A Half Century of the Civil Rights Act


President Lyndon B. Johnson signs the Civil Rights Act of 1968, which added fair-housing protections to the Civil Rights Act of 1964.

The passage of the landmark Civil Rights Act of 1964 was commemorated in Austin, Texas, on April 8–10. The event was held at the Lyndon B. Johnson Presidential Library to honor the president who signed the bill into law 50 years ago. In attendance at the three-day Civil Rights Summit were President Barack Obama and three living former presidents—Jimmy Carter, Bill Clinton, and George W. Bush. Each man gave a speech recognizing the legislative achievement that was a pinnacle of the civil rights movement.

The impact of the Civil Rights Act was so broad and far-reaching in shaping daily life that it has been called “the law that created modern America.” The act outlawed discrimination based on race, sex, religion, or national origin by employers and government agencies and banned discrimination in public accommodations, such as hotels and motels, restaurants, theaters, bus and train systems. It also encouraged public schools to desegregate. Ultimately, the act advanced the promise of equality under the law for all Americans. On the occasion of the law’s signing, President Johnson was joined by the Reverend Martin Luther King Jr. The 1964 act was followed by the Voting Rights Act in 1965 and the Fair Housing Act in 1968 (also called the Civil Rights Act of 1968), which together created a legislative triumvirate to protect the civil rights of minorities in America.

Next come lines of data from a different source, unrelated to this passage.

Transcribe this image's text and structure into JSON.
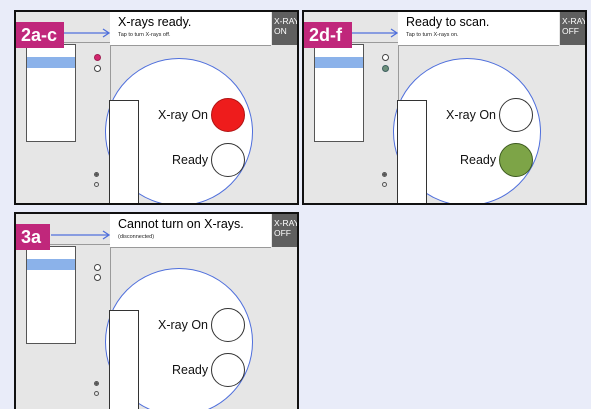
{
  "colors": {
    "background": "#e9ecf9",
    "badge": "#c0277b",
    "accent_blue": "#4f6fdc",
    "xray_on_red": "#ee1c1c",
    "ready_green": "#7da447",
    "indicator_blue": "#8bb2ea",
    "button_gray": "#5f5f5f"
  },
  "panels": [
    {
      "step": "2a-c",
      "notification": {
        "title": "X-rays ready.",
        "subtitle": "Tap to turn X-rays off."
      },
      "xray_button": "X-RAY\nON",
      "xray_on_label": "X-ray On",
      "ready_label": "Ready",
      "xray_on_state": "on",
      "ready_state": "off"
    },
    {
      "step": "2d-f",
      "notification": {
        "title": "Ready to scan.",
        "subtitle": "Tap to turn X-rays on."
      },
      "xray_button": "X-RAY\nOFF",
      "xray_on_label": "X-ray On",
      "ready_label": "Ready",
      "xray_on_state": "off",
      "ready_state": "on"
    },
    {
      "step": "3a",
      "notification": {
        "title": "Cannot turn on X-rays.",
        "subtitle": "(disconnected)"
      },
      "xray_button": "X-RAY\nOFF",
      "xray_on_label": "X-ray On",
      "ready_label": "Ready",
      "xray_on_state": "off",
      "ready_state": "off"
    }
  ]
}
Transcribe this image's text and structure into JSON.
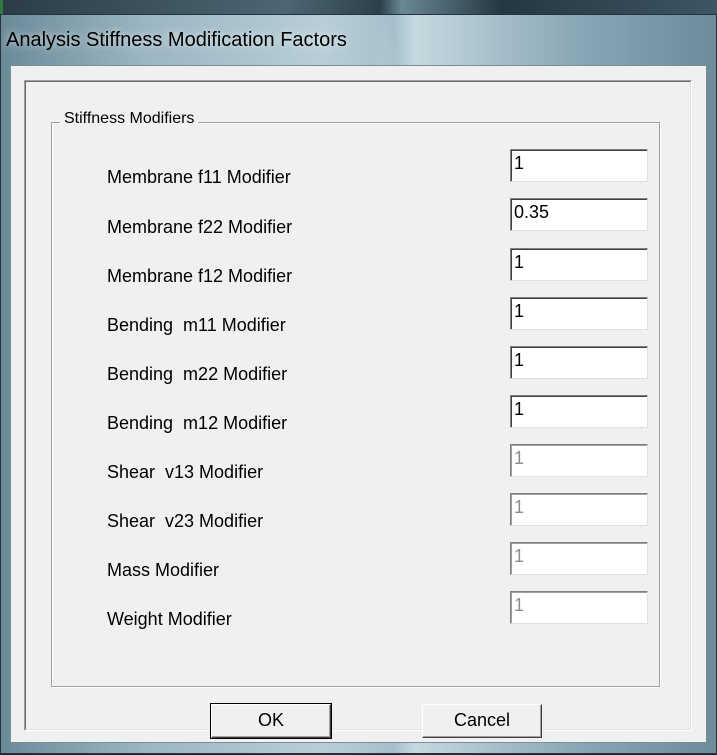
{
  "window": {
    "title": "Analysis Stiffness Modification Factors"
  },
  "group": {
    "legend": "Stiffness Modifiers"
  },
  "rows": [
    {
      "label": "Membrane f11 Modifier",
      "value": "1",
      "enabled": true
    },
    {
      "label": "Membrane f22 Modifier",
      "value": "0.35",
      "enabled": true
    },
    {
      "label": "Membrane f12 Modifier",
      "value": "1",
      "enabled": true
    },
    {
      "label": "Bending  m11 Modifier",
      "value": "1",
      "enabled": true
    },
    {
      "label": "Bending  m22 Modifier",
      "value": "1",
      "enabled": true
    },
    {
      "label": "Bending  m12 Modifier",
      "value": "1",
      "enabled": true
    },
    {
      "label": "Shear  v13 Modifier",
      "value": "1",
      "enabled": false
    },
    {
      "label": "Shear  v23 Modifier",
      "value": "1",
      "enabled": false
    },
    {
      "label": "Mass Modifier",
      "value": "1",
      "enabled": false
    },
    {
      "label": "Weight Modifier",
      "value": "1",
      "enabled": false
    }
  ],
  "buttons": {
    "ok": "OK",
    "cancel": "Cancel"
  },
  "colors": {
    "dialog_face": "#f0f0f0",
    "disabled_text": "#8c8c8c"
  }
}
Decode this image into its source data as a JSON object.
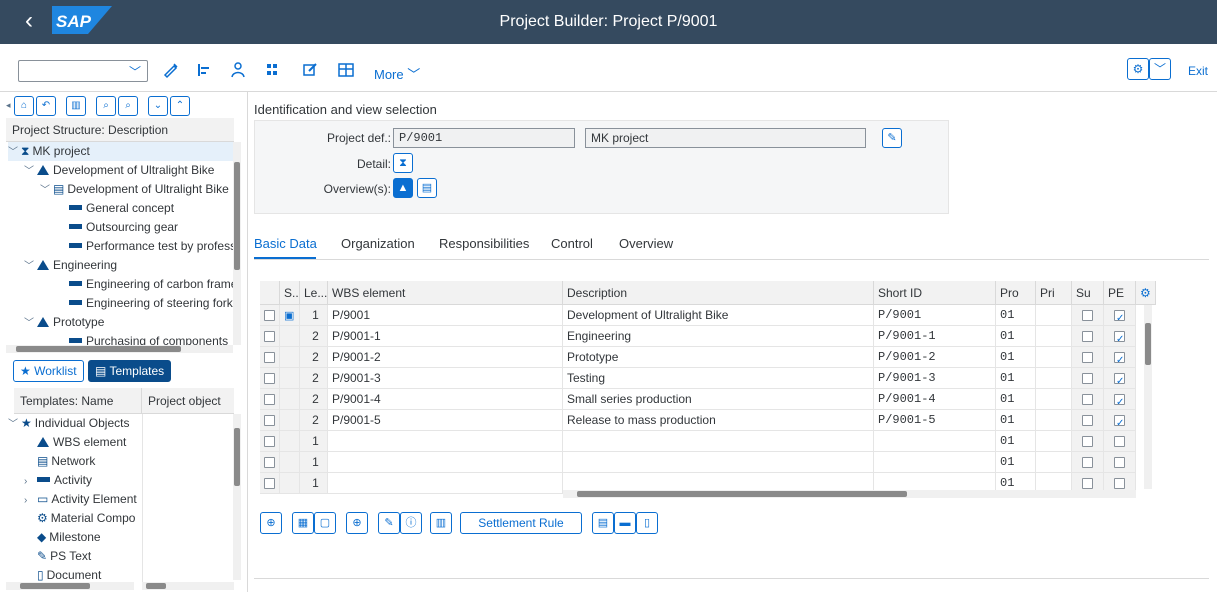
{
  "shell": {
    "back": "‹",
    "logo": "SAP",
    "title": "Project Builder: Project P/9001"
  },
  "toolbar": {
    "select_value": "",
    "more": "More",
    "exit": "Exit"
  },
  "left": {
    "structure_header": "Project Structure: Description",
    "tree": [
      {
        "label": "MK project",
        "icon": "hierarchy-icon",
        "expand": "﹀",
        "indent": 0,
        "selected": true
      },
      {
        "label": "Development of Ultralight Bike",
        "icon": "wbs-triangle-icon",
        "expand": "﹀",
        "indent": 1
      },
      {
        "label": "Development of Ultralight Bike",
        "icon": "network-icon",
        "expand": "﹀",
        "indent": 2
      },
      {
        "label": "General concept",
        "icon": "activity-bar-icon",
        "expand": "",
        "indent": 3
      },
      {
        "label": "Outsourcing gear",
        "icon": "activity-bar-icon",
        "expand": "",
        "indent": 3
      },
      {
        "label": "Performance test by professi",
        "icon": "activity-bar-icon",
        "expand": "",
        "indent": 3
      },
      {
        "label": "Engineering",
        "icon": "wbs-triangle-icon",
        "expand": "﹀",
        "indent": 1
      },
      {
        "label": "Engineering of carbon frame",
        "icon": "activity-bar-icon",
        "expand": "",
        "indent": 3
      },
      {
        "label": "Engineering of steering fork",
        "icon": "activity-bar-icon",
        "expand": "",
        "indent": 3
      },
      {
        "label": "Prototype",
        "icon": "wbs-triangle-icon",
        "expand": "﹀",
        "indent": 1
      },
      {
        "label": "Purchasing of components",
        "icon": "activity-bar-icon",
        "expand": "",
        "indent": 3
      }
    ],
    "worklist": "Worklist",
    "templates": "Templates",
    "templates_header_name": "Templates: Name",
    "templates_header_obj": "Project object",
    "template_items": [
      {
        "label": "Individual Objects",
        "icon": "star-icon",
        "expand": "﹀",
        "indent": 0
      },
      {
        "label": "WBS element",
        "icon": "wbs-triangle-icon",
        "expand": "",
        "indent": 1
      },
      {
        "label": "Network",
        "icon": "network-icon",
        "expand": "",
        "indent": 1
      },
      {
        "label": "Activity",
        "icon": "activity-bar-icon",
        "expand": "›",
        "indent": 1
      },
      {
        "label": "Activity Element",
        "icon": "activity-element-icon",
        "expand": "›",
        "indent": 1
      },
      {
        "label": "Material Compo",
        "icon": "material-component-icon",
        "expand": "",
        "indent": 1
      },
      {
        "label": "Milestone",
        "icon": "milestone-icon",
        "expand": "",
        "indent": 1
      },
      {
        "label": "PS Text",
        "icon": "ps-text-icon",
        "expand": "",
        "indent": 1
      },
      {
        "label": "Document",
        "icon": "document-icon",
        "expand": "",
        "indent": 1
      }
    ]
  },
  "ident": {
    "section_title": "Identification and view selection",
    "project_def_label": "Project def.:",
    "project_def_value": "P/9001",
    "project_desc": "MK project",
    "detail_label": "Detail:",
    "overview_label": "Overview(s):"
  },
  "tabs": [
    "Basic Data",
    "Organization",
    "Responsibilities",
    "Control",
    "Overview"
  ],
  "table": {
    "headers": {
      "s": "S...",
      "le": "Le...",
      "wbs": "WBS element",
      "desc": "Description",
      "short": "Short ID",
      "pro": "Pro",
      "pri": "Pri",
      "su": "Su",
      "pe": "PE"
    },
    "rows": [
      {
        "le": "1",
        "wbs": "P/9001",
        "desc": "Development of Ultralight Bike",
        "short": "P/9001",
        "pro": "01",
        "pri": "",
        "su": false,
        "pe": true,
        "icon": true
      },
      {
        "le": "2",
        "wbs": "P/9001-1",
        "desc": "Engineering",
        "short": "P/9001-1",
        "pro": "01",
        "pri": "",
        "su": false,
        "pe": true
      },
      {
        "le": "2",
        "wbs": "P/9001-2",
        "desc": "Prototype",
        "short": "P/9001-2",
        "pro": "01",
        "pri": "",
        "su": false,
        "pe": true
      },
      {
        "le": "2",
        "wbs": "P/9001-3",
        "desc": "Testing",
        "short": "P/9001-3",
        "pro": "01",
        "pri": "",
        "su": false,
        "pe": true
      },
      {
        "le": "2",
        "wbs": "P/9001-4",
        "desc": "Small series production",
        "short": "P/9001-4",
        "pro": "01",
        "pri": "",
        "su": false,
        "pe": true
      },
      {
        "le": "2",
        "wbs": "P/9001-5",
        "desc": "Release to mass production",
        "short": "P/9001-5",
        "pro": "01",
        "pri": "",
        "su": false,
        "pe": true
      },
      {
        "le": "1",
        "wbs": "",
        "desc": "",
        "short": "",
        "pro": "01",
        "pri": "",
        "su": false,
        "pe": false
      },
      {
        "le": "1",
        "wbs": "",
        "desc": "",
        "short": "",
        "pro": "01",
        "pri": "",
        "su": false,
        "pe": false
      },
      {
        "le": "1",
        "wbs": "",
        "desc": "",
        "short": "",
        "pro": "01",
        "pri": "",
        "su": false,
        "pe": false
      }
    ]
  },
  "bottom": {
    "settlement_rule": "Settlement Rule"
  },
  "colors": {
    "shell": "#354a5f",
    "accent": "#0a6ed1",
    "dark_accent": "#0a4c8b"
  }
}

A Civil Rights Bill was originally proposed by President John F. Kennedy in June 1963, in the wake of numerous protests by African Americans and civil rights groups. After the assassination of President Kennedy in November of that year, his successor, Johnson, urgently called on Congress to pass the legislation. Several months later, following the longest continuous debate and the longest filibuster in the history of the Senate, the law passed. It had bipartisan support, though a higher percentage of Republicans than Democrats voted in favor. Less than 10 percent of representatives or senators from the states of the former Confederacy voted for the bill.

Image credit: © Library of Congress Prints and Photographs Division Washington

Related Links

  • Civil Rights Summit
    Visit the official website of the organization that hosted President Obama and ex-presidents Jimmy Carter, Bill Clinton, and George W. Bush to commemorate the 50th anniversary of the passage of the Civil Rights Act.
    (Source: civilrightssummit.org, April 8–10, 2014)
  • Landmark Legislation: The Civil Rights Act of 1964
    This article recounts the legislative history that culminated in the Senate’s vote to pass the Civil Rights Act of 1964.
    (Source: Senate.gov; accessed April 25, 2014)
  • What You Might Not Know about the 1964 Civil Rights Act
    Read interesting facts about the Civil Rights Act; includes video of Martin Luther King Jr. and Malcolm X meeting.
    (Source: CNN.com, April 10, 2014)
  • Civil Rights Act
    Watch this brief video on the historic legislation that prohibited racial discrimination after years of struggle for civil rights and equality for minorities; includes links to other videos on the civil rights movement and to content covering the act’s context and consequences.
    (Source: History.com; accessed April 25, 2014)

One Comment

  1. jordan norris says:

    this is cool